The pallet moved beneath her as Gareth shifted, throwing her off balance enough to slide into his embrace. He was all heat and hard lines, giving her a sense of protection she’d missed so dearly. With the palms of his hands, he made languid, swirling strokes up and down her back. For a moment she abandoned herself to the whirl of sensations the gentle motion created, closing her eyes to fully enjoy the sensation of Gareth touching her, holding her, saying such intimate things. She’d waited so long for this.
“You are a vision Katherine Havelock.” His voice turned to a raspy burr. Everything about him in that moment seemed to change.
Katherine’s lashes fluttered up, and she was immediately aware of what that change was. Her back stiffened, but he tightened his hold. She knew all too well where this was headed, and what he wanted of her. But she wasn’t ready—they weren’t ready.
She lay her hands against his chest—a gesture meant to stop him—and felt the way his muscles rippled under her touch.
“We can’t—”
“My dear wife, you did an exceptional job of wrapping my wound,” he replied, voice deep and sinfully rich. “So if that be your only worry, you need not concern yourself.”
He leaned toward her, and she felt the breath of his kiss against her lips.
“It’s not that,” she argued on a sigh. “We—”
But then his lips were against hers, firm and persuasive, and just like that, the last of her resolve was shattered.
Purchase links:
(as well as where any eBooks are sold)
Other books avail: Twice Tempted (contemporary romance)

Monday, March 18, 2013

Quote of the Week

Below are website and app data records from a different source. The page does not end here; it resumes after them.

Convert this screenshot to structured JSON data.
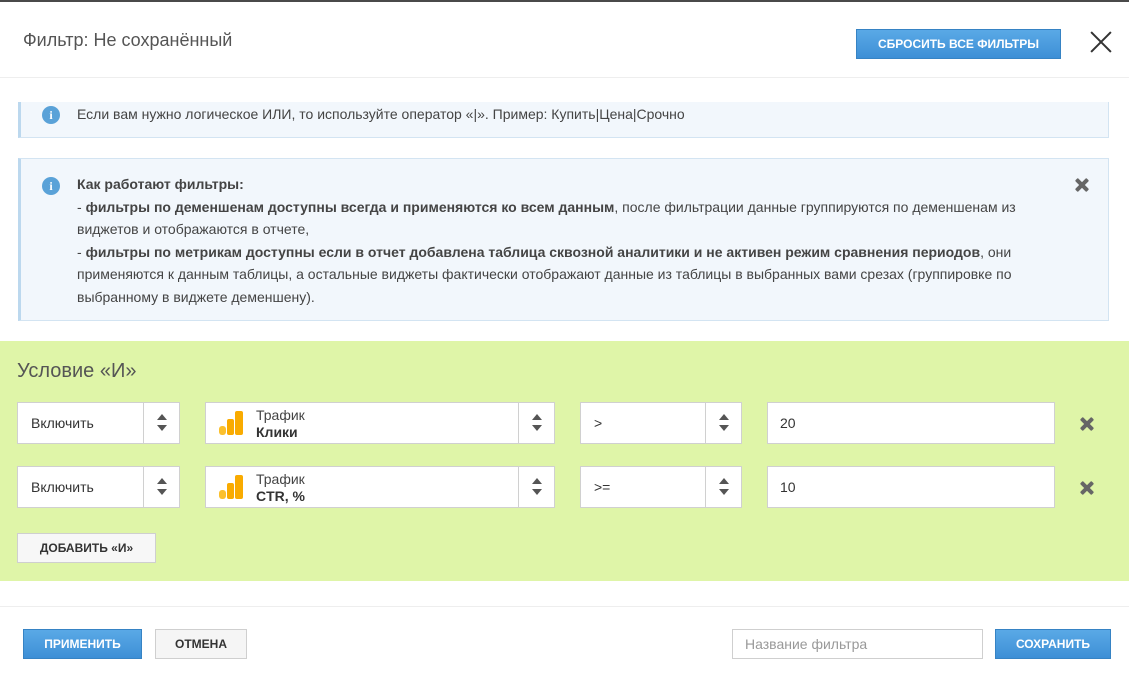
{
  "header": {
    "title": "Фильтр: Не сохранённый",
    "reset_label": "СБРОСИТЬ ВСЕ ФИЛЬТРЫ"
  },
  "info_or": {
    "text": "Если вам нужно логическое ИЛИ, то используйте оператор «|». Пример: Купить|Цена|Срочно"
  },
  "info_how": {
    "title": "Как работают фильтры:",
    "dash1": "- ",
    "bold1": "фильтры по деменшенам доступны всегда и применяются ко всем данным",
    "text1": ", после фильтрации данные группируются по деменшенам из виджетов и отображаются в отчете,",
    "dash2": "- ",
    "bold2": "фильтры по метрикам доступны если в отчет добавлена таблица сквозной аналитики и не активен режим сравнения периодов",
    "text2": ", они применяются к данным таблицы, а остальные виджеты фактически отображают данные из таблицы в выбранных вами срезах (группировке по выбранному в виджете деменшену)."
  },
  "condition": {
    "title": "Условие «И»",
    "rows": [
      {
        "mode": "Включить",
        "source": "Трафик",
        "metric": "Клики",
        "operator": ">",
        "value": "20"
      },
      {
        "mode": "Включить",
        "source": "Трафик",
        "metric": "CTR, %",
        "operator": ">=",
        "value": "10"
      }
    ],
    "add_label": "ДОБАВИТЬ «И»"
  },
  "footer": {
    "apply_label": "ПРИМЕНИТЬ",
    "cancel_label": "ОТМЕНА",
    "name_placeholder": "Название фильтра",
    "save_label": "СОХРАНИТЬ"
  },
  "icons": {
    "info": "info-circle-icon",
    "close": "close-icon",
    "delete": "delete-x-icon",
    "metric": "google-analytics-bars-icon",
    "select_arrows": "up-down-arrows-icon"
  },
  "colors": {
    "accent_blue": "#3d8fd6",
    "condition_bg": "#dff5a8",
    "info_bg": "#f2f7fc",
    "ga_orange": "#f9ab00",
    "ga_yellow": "#fbc02d"
  }
}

"I remembered that the real world was wide, and that a varied field of hopes and fears, of sensations and excitements, awaited those who had courage to go forth into its expanse..."

~Charlotte Bronte, from Jane Eyre